**TASK INSTRUCTIONS:**
Nothing but the pictures gets dropped; retype every entry exactly.

= Beginning of Section =

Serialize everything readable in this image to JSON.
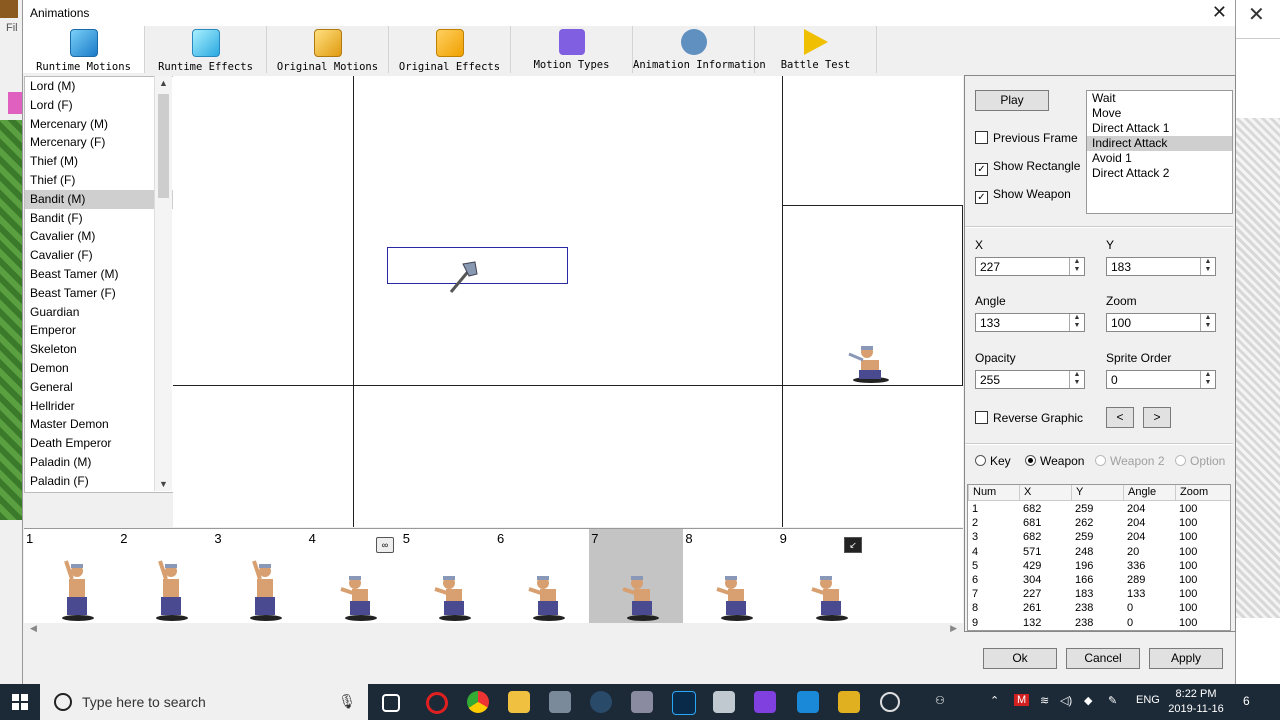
{
  "window": {
    "title": "Animations",
    "close": "✕"
  },
  "background_app": {
    "menu_file": "Fil"
  },
  "toolbar": [
    {
      "label": "Runtime Motions",
      "icon": "runtime-motions-icon",
      "color": "#2a8ad8"
    },
    {
      "label": "Runtime Effects",
      "icon": "runtime-effects-icon",
      "color": "#3ab0e8"
    },
    {
      "label": "Original Motions",
      "icon": "original-motions-icon",
      "color": "#e0a020"
    },
    {
      "label": "Original Effects",
      "icon": "original-effects-icon",
      "color": "#f0b000"
    },
    {
      "label": "Motion Types",
      "icon": "motion-types-icon",
      "color": "#8060e0"
    },
    {
      "label": "Animation Information",
      "icon": "animation-information-icon",
      "color": "#6090c0"
    },
    {
      "label": "Battle Test",
      "icon": "battle-test-icon",
      "color": "#f0c000"
    }
  ],
  "classes": [
    "Lord (M)",
    "Lord (F)",
    "Mercenary (M)",
    "Mercenary (F)",
    "Thief (M)",
    "Thief (F)",
    "Bandit (M)",
    "Bandit (F)",
    "Cavalier (M)",
    "Cavalier (F)",
    "Beast Tamer (M)",
    "Beast Tamer (F)",
    "Guardian",
    "Emperor",
    "Skeleton",
    "Demon",
    "General",
    "Hellrider",
    "Master Demon",
    "Death Emperor",
    "Paladin (M)",
    "Paladin (F)"
  ],
  "selected_class": "Bandit (M)",
  "controls": {
    "play": "Play",
    "previous_frame": "Previous Frame",
    "show_rectangle": "Show Rectangle",
    "show_weapon": "Show Weapon",
    "previous_frame_checked": false,
    "show_rectangle_checked": true,
    "show_weapon_checked": true
  },
  "motions": [
    "Wait",
    "Move",
    "Direct Attack 1",
    "Indirect Attack",
    "Avoid 1",
    "Direct Attack 2"
  ],
  "selected_motion": "Indirect Attack",
  "fields": {
    "x_label": "X",
    "x": "227",
    "y_label": "Y",
    "y": "183",
    "angle_label": "Angle",
    "angle": "133",
    "zoom_label": "Zoom",
    "zoom": "100",
    "opacity_label": "Opacity",
    "opacity": "255",
    "sprite_order_label": "Sprite Order",
    "sprite_order": "0"
  },
  "reverse_graphic": "Reverse Graphic",
  "nav": {
    "prev": "<",
    "next": ">"
  },
  "radios": [
    {
      "label": "Key",
      "checked": false,
      "disabled": false
    },
    {
      "label": "Weapon",
      "checked": true,
      "disabled": false
    },
    {
      "label": "Weapon 2",
      "checked": false,
      "disabled": true
    },
    {
      "label": "Option",
      "checked": false,
      "disabled": true
    }
  ],
  "table": {
    "columns": [
      "Num",
      "X",
      "Y",
      "Angle",
      "Zoom"
    ],
    "rows": [
      [
        "1",
        "682",
        "259",
        "204",
        "100"
      ],
      [
        "2",
        "681",
        "262",
        "204",
        "100"
      ],
      [
        "3",
        "682",
        "259",
        "204",
        "100"
      ],
      [
        "4",
        "571",
        "248",
        "20",
        "100"
      ],
      [
        "5",
        "429",
        "196",
        "336",
        "100"
      ],
      [
        "6",
        "304",
        "166",
        "289",
        "100"
      ],
      [
        "7",
        "227",
        "183",
        "133",
        "100"
      ],
      [
        "8",
        "261",
        "238",
        "0",
        "100"
      ],
      [
        "9",
        "132",
        "238",
        "0",
        "100"
      ]
    ]
  },
  "frames": [
    "1",
    "2",
    "3",
    "4",
    "5",
    "6",
    "7",
    "8",
    "9"
  ],
  "selected_frame": "7",
  "buttons": {
    "ok": "Ok",
    "cancel": "Cancel",
    "apply": "Apply"
  },
  "taskbar": {
    "search_placeholder": "Type here to search",
    "lang": "ENG",
    "time": "8:22 PM",
    "date": "2019-11-16",
    "notifications": "6"
  }
}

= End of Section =

**ANSWER BOX:**
Serialize everything readable in this image to JSON.
{
  "window": {
    "title": "Animations",
    "close": "✕"
  },
  "background_app": {
    "menu_file": "Fil"
  },
  "toolbar": [
    {
      "label": "Runtime Motions",
      "icon": "runtime-motions-icon",
      "color": "#2a8ad8"
    },
    {
      "label": "Runtime Effects",
      "icon": "runtime-effects-icon",
      "color": "#3ab0e8"
    },
    {
      "label": "Original Motions",
      "icon": "original-motions-icon",
      "color": "#e0a020"
    },
    {
      "label": "Original Effects",
      "icon": "original-effects-icon",
      "color": "#f0b000"
    },
    {
      "label": "Motion Types",
      "icon": "motion-types-icon",
      "color": "#8060e0"
    },
    {
      "label": "Animation Information",
      "icon": "animation-information-icon",
      "color": "#6090c0"
    },
    {
      "label": "Battle Test",
      "icon": "battle-test-icon",
      "color": "#f0c000"
    }
  ],
  "classes": [
    "Lord (M)",
    "Lord (F)",
    "Mercenary (M)",
    "Mercenary (F)",
    "Thief (M)",
    "Thief (F)",
    "Bandit (M)",
    "Bandit (F)",
    "Cavalier (M)",
    "Cavalier (F)",
    "Beast Tamer (M)",
    "Beast Tamer (F)",
    "Guardian",
    "Emperor",
    "Skeleton",
    "Demon",
    "General",
    "Hellrider",
    "Master Demon",
    "Death Emperor",
    "Paladin (M)",
    "Paladin (F)"
  ],
  "selected_class": "Bandit (M)",
  "controls": {
    "play": "Play",
    "previous_frame": "Previous Frame",
    "show_rectangle": "Show Rectangle",
    "show_weapon": "Show Weapon",
    "previous_frame_checked": false,
    "show_rectangle_checked": true,
    "show_weapon_checked": true
  },
  "motions": [
    "Wait",
    "Move",
    "Direct Attack 1",
    "Indirect Attack",
    "Avoid 1",
    "Direct Attack 2"
  ],
  "selected_motion": "Indirect Attack",
  "fields": {
    "x_label": "X",
    "x": "227",
    "y_label": "Y",
    "y": "183",
    "angle_label": "Angle",
    "angle": "133",
    "zoom_label": "Zoom",
    "zoom": "100",
    "opacity_label": "Opacity",
    "opacity": "255",
    "sprite_order_label": "Sprite Order",
    "sprite_order": "0"
  },
  "reverse_graphic": "Reverse Graphic",
  "nav": {
    "prev": "<",
    "next": ">"
  },
  "radios": [
    {
      "label": "Key",
      "checked": false,
      "disabled": false
    },
    {
      "label": "Weapon",
      "checked": true,
      "disabled": false
    },
    {
      "label": "Weapon 2",
      "checked": false,
      "disabled": true
    },
    {
      "label": "Option",
      "checked": false,
      "disabled": true
    }
  ],
  "table": {
    "columns": [
      "Num",
      "X",
      "Y",
      "Angle",
      "Zoom"
    ],
    "rows": [
      [
        "1",
        "682",
        "259",
        "204",
        "100"
      ],
      [
        "2",
        "681",
        "262",
        "204",
        "100"
      ],
      [
        "3",
        "682",
        "259",
        "204",
        "100"
      ],
      [
        "4",
        "571",
        "248",
        "20",
        "100"
      ],
      [
        "5",
        "429",
        "196",
        "336",
        "100"
      ],
      [
        "6",
        "304",
        "166",
        "289",
        "100"
      ],
      [
        "7",
        "227",
        "183",
        "133",
        "100"
      ],
      [
        "8",
        "261",
        "238",
        "0",
        "100"
      ],
      [
        "9",
        "132",
        "238",
        "0",
        "100"
      ]
    ]
  },
  "frames": [
    "1",
    "2",
    "3",
    "4",
    "5",
    "6",
    "7",
    "8",
    "9"
  ],
  "selected_frame": "7",
  "buttons": {
    "ok": "Ok",
    "cancel": "Cancel",
    "apply": "Apply"
  },
  "taskbar": {
    "search_placeholder": "Type here to search",
    "lang": "ENG",
    "time": "8:22 PM",
    "date": "2019-11-16",
    "notifications": "6"
  }
}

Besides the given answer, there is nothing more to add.